Clearly, the state cross-references against some other database. I wonder which one(s). And where else the new info goes.

Many Bloodsuckers*

Midterm elections are mostly over (aside from the recounts, challenges, slow counts, etc.), and the people have spoken. They asked for more of the same, and that’s what they got.

Oh, sure. Voters thought they were demanding a change from the Dem control, but they voted for a heck of a lot of Republicans. In case you failed to notice over the past several decades, the Republicans and Democrats are just two branches of the One Big Party. They both want to control your life; they only disagree on which aspects to stomp first.

Sure enough, some of the first words out of those R-team politicians’ moving lips were assertions to the point that they now have a mandate…

…to work together with the Dems on “bipartisan solutions,” to work with Barrycade Ebola.

True, some have said they’ll repeal Obamacare. But it’s safe for them to say that. Look at the numbers. Obama certainly isn’t going to sign a bill repealing his little excursion into greater socialism, so the Republicans would have to override his veto. That requires a two-thirds majority in both the House and Senate. The Repugnants don’t have a veto-proof two-thirds majority in either house. (Assuming that all the Rs would even vote for a repeal: New Hampshire’s own police state cheerleader Kelly Ayotte, [R-McConnell’s ass] has been riding her own pet hobby horsee of adding coverage to Obamacare, under the guise of “helping” veterans. As a veteran, I can attest she’s done jackshit for me.)

Oh, and Boehner has been suggesting that he’ll finally locate his balls (possibly he had the National Reconnaissance Office do a satellite scan for them while snooping on everything else) and go after AG Holder for concealing his role in the ATF’s Gunwalker/Fast & Furious . Bull. He has had years, and the most he pushed for was a contempt of Congress charge against Holder (it relied on Holder assigning one of his own department lawyers to prosecute him). It wasn’t even Boehner who forced the DOJ data dump (Vaugh List and documents). Judicial Watch sued for the release.

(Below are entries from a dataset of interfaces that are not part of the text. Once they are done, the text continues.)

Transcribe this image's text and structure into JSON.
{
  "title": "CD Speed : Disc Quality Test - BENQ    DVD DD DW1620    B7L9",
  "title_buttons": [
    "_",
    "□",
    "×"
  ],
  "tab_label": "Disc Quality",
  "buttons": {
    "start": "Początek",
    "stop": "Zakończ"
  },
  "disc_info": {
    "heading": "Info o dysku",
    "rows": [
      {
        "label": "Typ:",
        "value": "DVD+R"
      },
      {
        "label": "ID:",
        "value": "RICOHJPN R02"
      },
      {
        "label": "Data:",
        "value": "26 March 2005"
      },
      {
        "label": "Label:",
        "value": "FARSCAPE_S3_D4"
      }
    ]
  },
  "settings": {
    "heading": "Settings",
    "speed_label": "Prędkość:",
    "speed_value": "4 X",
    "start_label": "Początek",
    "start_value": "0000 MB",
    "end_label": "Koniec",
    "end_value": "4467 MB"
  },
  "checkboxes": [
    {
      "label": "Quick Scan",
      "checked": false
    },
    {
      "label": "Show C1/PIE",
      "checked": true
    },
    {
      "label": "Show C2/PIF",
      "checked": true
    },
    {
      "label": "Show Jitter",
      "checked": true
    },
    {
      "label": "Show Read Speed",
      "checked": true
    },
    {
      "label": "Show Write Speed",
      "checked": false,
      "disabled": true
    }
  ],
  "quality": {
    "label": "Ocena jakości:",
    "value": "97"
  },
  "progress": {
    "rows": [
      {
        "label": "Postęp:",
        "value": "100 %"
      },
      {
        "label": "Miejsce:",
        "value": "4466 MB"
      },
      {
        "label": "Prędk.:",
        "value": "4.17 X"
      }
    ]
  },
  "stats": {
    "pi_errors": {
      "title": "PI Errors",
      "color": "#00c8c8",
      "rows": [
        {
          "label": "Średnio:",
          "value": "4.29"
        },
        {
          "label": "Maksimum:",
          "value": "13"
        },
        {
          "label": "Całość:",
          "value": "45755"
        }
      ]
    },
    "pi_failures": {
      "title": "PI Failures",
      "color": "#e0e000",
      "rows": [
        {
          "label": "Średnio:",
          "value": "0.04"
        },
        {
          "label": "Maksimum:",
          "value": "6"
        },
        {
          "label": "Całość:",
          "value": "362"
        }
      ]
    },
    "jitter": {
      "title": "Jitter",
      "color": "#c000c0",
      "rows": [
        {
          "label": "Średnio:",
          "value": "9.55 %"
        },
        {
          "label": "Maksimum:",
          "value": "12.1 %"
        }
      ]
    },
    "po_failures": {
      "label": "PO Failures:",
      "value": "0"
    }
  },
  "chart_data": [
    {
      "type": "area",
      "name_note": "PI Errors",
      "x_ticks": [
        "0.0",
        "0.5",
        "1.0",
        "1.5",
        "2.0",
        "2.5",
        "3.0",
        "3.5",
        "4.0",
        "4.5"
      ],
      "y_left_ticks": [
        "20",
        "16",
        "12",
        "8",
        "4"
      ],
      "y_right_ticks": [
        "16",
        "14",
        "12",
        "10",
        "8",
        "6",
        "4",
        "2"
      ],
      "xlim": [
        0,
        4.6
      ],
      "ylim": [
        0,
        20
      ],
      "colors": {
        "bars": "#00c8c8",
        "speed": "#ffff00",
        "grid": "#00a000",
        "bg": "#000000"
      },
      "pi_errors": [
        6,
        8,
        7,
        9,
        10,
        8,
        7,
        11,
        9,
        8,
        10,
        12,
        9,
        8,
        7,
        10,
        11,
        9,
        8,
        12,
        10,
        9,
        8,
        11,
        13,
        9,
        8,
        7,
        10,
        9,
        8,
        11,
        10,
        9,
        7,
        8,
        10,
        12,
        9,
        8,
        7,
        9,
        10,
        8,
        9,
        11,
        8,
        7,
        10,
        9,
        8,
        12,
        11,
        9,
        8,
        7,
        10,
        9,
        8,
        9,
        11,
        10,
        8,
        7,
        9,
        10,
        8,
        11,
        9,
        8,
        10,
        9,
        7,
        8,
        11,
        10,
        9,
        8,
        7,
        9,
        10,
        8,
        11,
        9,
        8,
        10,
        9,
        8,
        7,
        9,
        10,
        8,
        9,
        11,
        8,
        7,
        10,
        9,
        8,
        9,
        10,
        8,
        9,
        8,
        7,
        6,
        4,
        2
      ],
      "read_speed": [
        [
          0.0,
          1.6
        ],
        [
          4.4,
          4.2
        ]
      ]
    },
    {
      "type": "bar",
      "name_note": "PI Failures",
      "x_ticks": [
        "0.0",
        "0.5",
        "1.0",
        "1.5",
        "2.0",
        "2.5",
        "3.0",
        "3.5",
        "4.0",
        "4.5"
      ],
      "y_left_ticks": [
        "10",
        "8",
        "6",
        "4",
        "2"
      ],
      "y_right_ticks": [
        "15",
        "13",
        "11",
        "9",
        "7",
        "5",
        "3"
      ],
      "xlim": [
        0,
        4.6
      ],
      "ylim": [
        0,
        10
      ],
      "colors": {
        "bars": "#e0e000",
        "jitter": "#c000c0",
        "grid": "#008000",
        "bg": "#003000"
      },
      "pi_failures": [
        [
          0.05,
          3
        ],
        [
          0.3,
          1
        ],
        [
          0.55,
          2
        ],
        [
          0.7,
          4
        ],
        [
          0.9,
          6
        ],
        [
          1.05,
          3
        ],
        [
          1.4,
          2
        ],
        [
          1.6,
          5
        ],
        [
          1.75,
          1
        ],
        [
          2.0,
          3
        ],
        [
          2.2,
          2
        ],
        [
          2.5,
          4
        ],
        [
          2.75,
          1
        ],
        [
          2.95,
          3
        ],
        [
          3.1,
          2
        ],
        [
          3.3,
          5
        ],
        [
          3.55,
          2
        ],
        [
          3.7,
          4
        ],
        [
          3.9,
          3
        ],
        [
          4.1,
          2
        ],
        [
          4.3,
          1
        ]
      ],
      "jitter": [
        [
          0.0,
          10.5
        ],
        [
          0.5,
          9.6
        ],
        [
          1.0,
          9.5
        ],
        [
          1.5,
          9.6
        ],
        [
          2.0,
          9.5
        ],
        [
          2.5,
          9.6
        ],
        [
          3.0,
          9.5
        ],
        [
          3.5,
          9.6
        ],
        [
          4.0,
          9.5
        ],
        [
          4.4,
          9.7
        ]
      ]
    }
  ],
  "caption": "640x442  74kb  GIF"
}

So… Yeah. More of the same.


* “Poly Ticks”. Yeah, I know. Sorry.

Apparently I did make my mark on the Internet.

I don’t usually expect to run across my twelve year old stuff on someone else’s web site, but it happened.

I did that as part of a Simon Jester starter kit all the way back in 2002. (Sadly, that site hasn’t been updated since I turned it over due to a lack of funds. The links to stuff appear to be 404ed.)

Your vote [doesn’t] count

And people are worried about phishing and Nigerian scammers.

In Allenstown, generous vote leads to even higher taxes
Town Administrator Shaun Mulholland said he thinks energized voters accidentally denied the proposed budget without realizing it had been worked down to be smaller than the default budget. The result is a significant spike in the town’s tax rate, which is already one of the highest in the state.

I’d change that headline form “generous” to “duped.”

You see: this is why your vote counts. You can vote to approve the budget, even if you think there’s unnecessary stuff in it. Or, if you disapprove of the unnecessary stuff in the budget and vote it down…

You get hit with a “default” budget you don’t get to vote on at all, that’s even higher.

Either way, you lose, and the overpaid “civil servants” of a town with one of the highest tax rates in the state win. (Naturally, those “servants” are not required to live in town and pay those taxes.)

Hmm. So they got slammed with a “default” 9.3 percent increase…

…when the feds claim that the inflation was only 1.7%.

Sometimes I almost wish I were a conscienceless sociopath, with no moral compass or ability to do basic math or evaluate economic consequences, so I could make a comfy living like that.

I like how town admin Mulholland justifies rationalizes the town’s confiscatory taxes by whining that they’re, “in a unique position because Bear Brook State Park takes up most of its land – and produces no business or property taxes;” conveniently failing to mention that the town also doesn’t have any expenses from that park. Hey, Shaun; my town doesn’t produce any taxes for your town either. Better raise your rates again.

And save more money by not holding town meetings anymore, since they don’t matter anyway.